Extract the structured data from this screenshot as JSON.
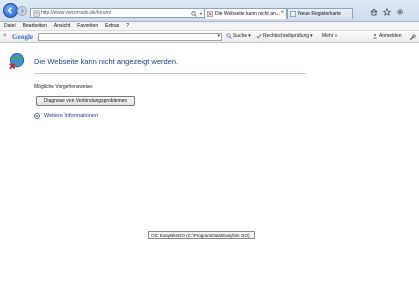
{
  "browser": {
    "address": {
      "url": "http://www.vwcorrado.de/forum/",
      "tools": [
        "search-icon",
        "dropdown-icon",
        "refresh-icon",
        "stop-icon"
      ]
    },
    "tabs": [
      {
        "label": "Die Webseite kann nicht an...",
        "active": true,
        "icon": "error-page-icon"
      },
      {
        "label": "Neue Registerkarte",
        "active": false,
        "icon": "new-tab-icon"
      }
    ],
    "window_icons": [
      "home-icon",
      "favorites-star-icon",
      "settings-gear-icon"
    ]
  },
  "menu": [
    "Datei",
    "Bearbeiten",
    "Ansicht",
    "Favoriten",
    "Extras",
    "?"
  ],
  "google_toolbar": {
    "logo": "Google",
    "search_label": "Suche",
    "spell_label": "Rechtschreibprüfung",
    "more_label": "Mehr »",
    "signin_label": "Anmelden"
  },
  "content": {
    "title": "Die Webseite kann nicht angezeigt werden.",
    "possible": "Mögliche Vorgehensweise:",
    "diagnose_button": "Diagnose von Verbindungsproblemen",
    "more_info": "Weitere Informationen"
  },
  "status_tooltip": "Ort: EasyBitsGO (C:\\ProgramData\\Easybits GO)",
  "colors": {
    "link_blue": "#1f3d8f",
    "accent_blue": "#1f5fc4",
    "chrome": "#dfe9f5"
  }
}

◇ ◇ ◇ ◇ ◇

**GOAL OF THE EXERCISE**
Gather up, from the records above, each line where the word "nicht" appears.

**YOUR RESPONSE**
        "label": "Die Webseite kann nicht an...",
    "title": "Die Webseite kann nicht angezeigt werden.",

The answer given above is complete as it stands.